During a recent government initiative, parents in local communities were invited to select and pin cards on to two specially designed consultation boards, one in the shape of a brick wall for problems and one in the shape of a fish for wishes. These were set up in public places such as leisure centres and shopping precincts. Some of the cards were pre-written with specific commonly felt problems, others with possible improvements that could be made. There were also blank cards for people to write on. Once someone had selected a card and pinned it to the appropriate board others who agreed could “vote” for it by sticking another pin into the card or choose to add cards of their own. At the end of the exercise all the pins were counted and the most popular ideas for improvements and most often experienced problems were easily identified.
Giving your research breadth and depth
While questionnaires and Problem Walls will give you ‘breadth’ of information, gathering the opinions of hundreds of people (a good sample would be 500 – 1000, but certainly no more), ‘depth’ will come from interviewing a smaller carefully selected sample, perhaps 20 to 50 people. Combining the breadth of questionnaires with the depth of information that can be gained from interviews and focus groups will always give you a better indication of the needs of your community, and so facilitate a more efficient response to them.
What are we going to do with the information?
By now you will have a lot of data about the life of your community. But in order to complete your analysis so that it provides you with meaningful information that will lead to future action, ask the following questions:
- What is life like here?
- What is life like here for ……?
- Who benefits most from this area?
- Who benefits least from this area?
- What are people’s needs?
- What are the opportunities?
- Where are the gaps in provision?
- Who wins?
- Who loses?
- Who decides?
- What ideas/suggestions for solutions have been put forward so far?
Write up your report in a clear, accessible and imaginative way. Use visuals, maps, diagrams, etc, so that the information you have gained will be easily understood. Don’t let your work gather dust and stagnate. Think about who would benefit from reading it. Remember that it is not an end in itself but a vital tool in the regenerative process of your community. As such it should form the basis of an ongoing dialogue about your community and serve as a valuable contribution to your Local Strategic Partnership (see last months Christianity+Renewal magazine or go to www.faithworkscampaign.org) helping to bring about effective local development and delivery of your church’s God-given mission to serve at the hub of your community.

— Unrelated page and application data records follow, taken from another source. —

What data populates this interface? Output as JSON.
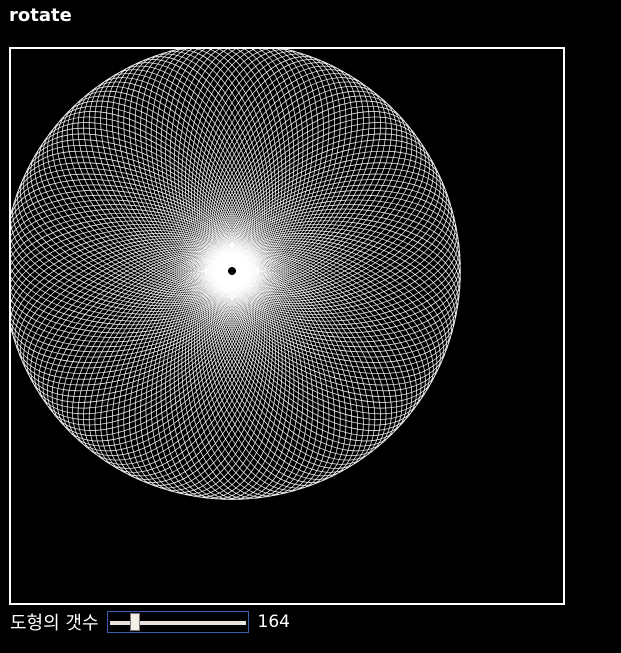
{
  "page": {
    "title": "rotate",
    "background": "#000000",
    "foreground": "#ffffff"
  },
  "canvas": {
    "pattern": "rotated-ellipses",
    "shape_count": 164
  },
  "controls": {
    "label": "도형의 갯수",
    "slider": {
      "value": 164,
      "min": 0,
      "max": 1000,
      "value_text": "164"
    }
  }
}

For more information about issues highlighted in this article, contact Faithworks on 0207 450 9050 or visit our website at www.faithworkscampaign.org